With its emphasis on pastoral care and administrating faith services, chaplaincy in many ways reflects the role of a Latter-day Saint bishop — a role held exclusively by faithful male priesthood holders. What’s more, Harris had no examples of other Latter-day Saint women engaged in the same work. As far as she was aware, she was it.
“In the back of my mind,” she said, “I’m thinking: Am I going to be in trouble for doing this?”
It wasn’t until 2007 when, in a twist of events, her work put her in contact with apostle Jeffrey Holland that she was finally able to put her concerns to rest.
“He was giving a speech at Utah County’s National Day of Prayer celebration, and I was on the committee planning it,” she said. The two hopped on a call to discuss the event. “At the end of our conversation I told him, ‘I don’t know if you know this, but I am a Latter-day Saint.’”
His response, according to Harris: “Oh, Tami, we know, and you’re right where we need you to be.”
A growing group of ‘firsts’
According to Harris, Carson is among an ever-growing number of “firsts” as more and more Latter-day Saint women take up careers as chaplains.
“In 1989, it was just me,” she said, “and, by the early ‘90s, there was a handful.” Today, more than 40 Latter-day Saint women work as chaplains, she said, and “it’s gaining steam.”
This growth is reflected in Harris’ own changing title. Just this week she became the team lead of the church’s Chaplain Services, responsible for overseeing the application and endorsement process. This follows an assignment given a few weeks ago as chair of the brand-new Chaplain Advisory Committee, dedicated to mentoring, advocating for and training Latter-day Saint chaplains.
Remembering those who went before
Among those newcomers Harris cited is Dawn Dimick, the first woman to enroll as a graduate military chaplaincy student at church-owned Brigham Young University.
As someone working to map out the history of Latter-day Saint women in chaplaincy, Dimick is wary of the term “first,” which she fears overlooks the groundwork generations of largely forgotten women have laid to make opportunities like hers and Carson’s possible.
One particular hero of hers is Maud May Babcock, a Latter-day Saint who in the 1940s became the first woman to serve as a chaplain in the Utah Senate. In doing so, she became the first female chaplain in U.S. history to serve in a state Senate.
Dimick also noted that the U.S. Army, the branch of the military she is most familiar with, didn’t allow for female chaplains until 1974.

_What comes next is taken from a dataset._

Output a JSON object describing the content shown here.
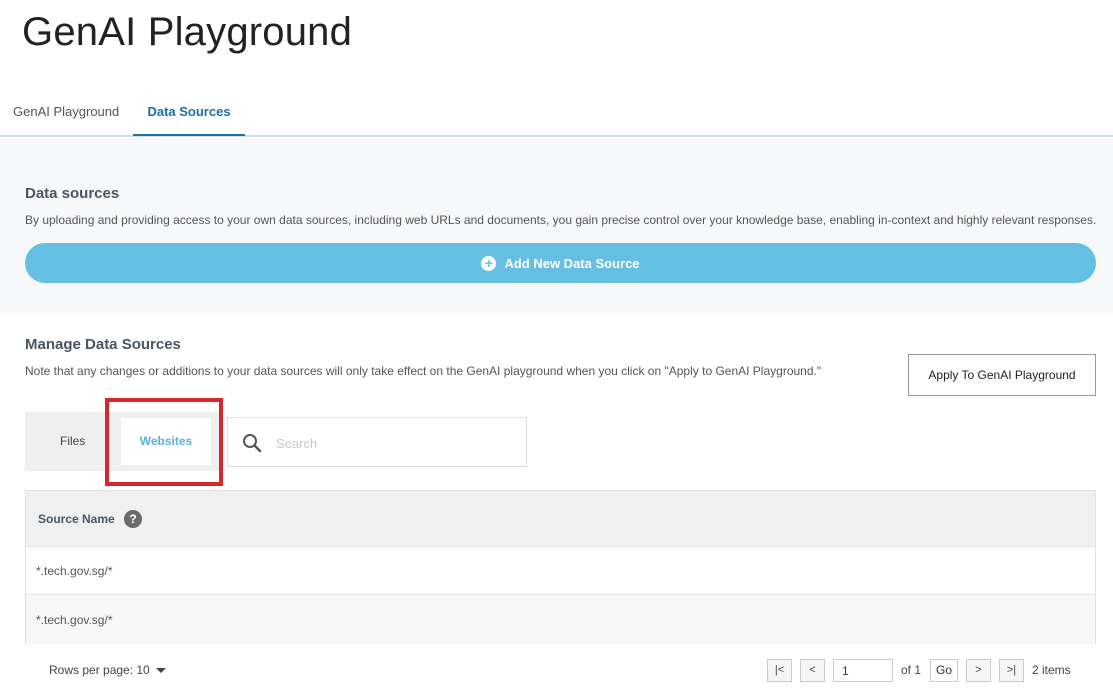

Instead, Latter-day Saint women — some of whom she’s been able to interview as part of her research — “honored their call to ministry” as so-called religious affairs specialists, a title that was open to women.
“What I’m trying to reclaim,” Dimick said, “is lineage.”
One striking theme to emerge from this work is the sense of spiritual determination and agency these women have exemplified even when their choices were constrained.
“As much as there are challenges that come with being women in systems mostly run by men,” Dimick said, “there are also opportunities for women for a deeper relationship with God and community. That seems to be the shared thread that connects us Latter-day Saint women to one another and to these women in the past.”
Carson echoed this sentiment, saying that more than anything else she hopes that recent policy changes will make it easier for women to “fulfill their personal revelation” from God and “follow their vocation.”